But though eternal life is regarded as necessary to give it meaning, it isn't sufficient: an eternity in Hell, after all, isn't a worthwhile existence. Or, as another Christian philosopher, J. P. Moreland, puts it in Scaling the Secular City, “Bestowing eternity on an empty life does not make it meaningful. It may yield only an eternity of emptiness.” According to these theists, then, in addition to everlasting life, there must be a God in order for life to have value. As Craig says, “if man and the universe could exist forever, but if there were no God, their existence would still have no ultimate significance.”
There are quite a few problems with all of these claims. For instance, why is the universe “inevitably doomed to death” if there is no God? Maybe it is, maybe it isn't, but the nonexistence of God certainly doesn't guarantee such a thing. And humanity – or at least some intelligent life forms – may also, for all we know, persist indefinitely.
It is far more certain that individual lives come to an end, though again this doesn't follow from the mere fact of God's nonexistence. But does the fact that life ends – assuming it is a fact – make it pointless? Does it follow in that case that our existence here and now should be of no importance to us?
To answer this, suppose that you've just arrived in Heaven, and are told that you have all of eternity ahead of you to do as you like. Now, I'm not denying that that would be a good thing (though some atheists do deny that endless existence would be good). But if your heavenly existence is worthwhile, that can only be because the individual spans of time you spend there are themselves worthwhile. In other words, in order for your never-ending afterlife to be a good thing, the finite spans that it is made up of must be good, at least on the whole. Note that both Craig and Moreland admit as much. But now, if the finite spans are good – if they are something you value – then they are that in themselves, even if there isn't an unlimited number of them. In order for an experience to be valuable, it is not necessary for there to be an unlimited number of additional valuable experiences as well.
As to how God makes life meaningful, that isn't entirely clear. Moreland has more to say about this than Craig, yet the only thing he actually claims is that “the value and purpose of life... are grounded in God's nature” – whatever that means.
What theists seem to have in mind is that God had a reason for creating the world as he did, a plan for it and for us – and that this somehow gives meaning to our existence. But first, why is it the case that if God has some purpose in mind, that makes my life meaningful for me? After all, what if I don't care about his purpose? (For example, what if his purpose is to have his creatures end up in Heaven singing his praises for all eternity? Maybe I'd rather not do that – or rather, I definitely would rather not do that.) Second, and more important, even if God has some plan or purpose in mind, what makes that something of ultimate significance? Of course at this point the theist is just going to say that this is God we're talking about, after all, so his purposes are by definition ultimate. But why should anyone agree with such a definition? If my plans and purposes, according to theism, are of no significance in themselves, what makes God's any different? Is it just because he's really powerful? Why should that matter?
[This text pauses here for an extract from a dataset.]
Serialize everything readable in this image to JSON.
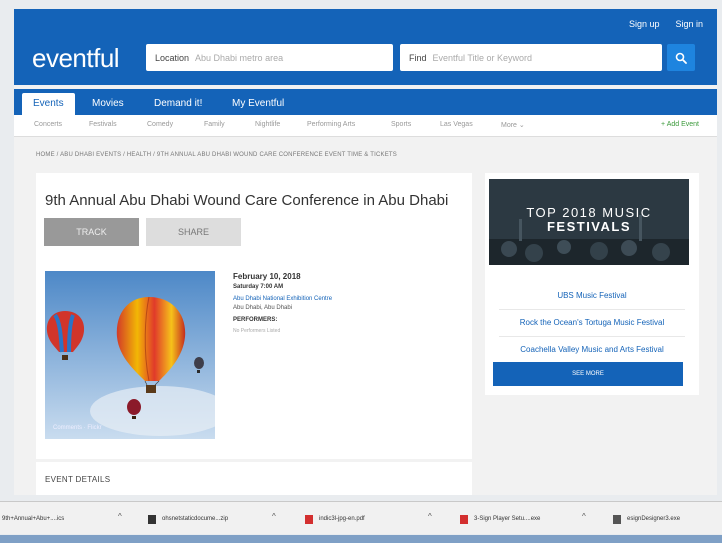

If Craig and Moreland's arguments about a lack of ultimate significance make any sense at all, then they make sense even if there is a God. God may desire this or that, but so what? Ultimately, what's the point even if God really desires it? Would it actually have made any difference if nothing, including God, had ever existed?
Reasonable Faith, pp. 71-73
Scaling the Secular City , p. 130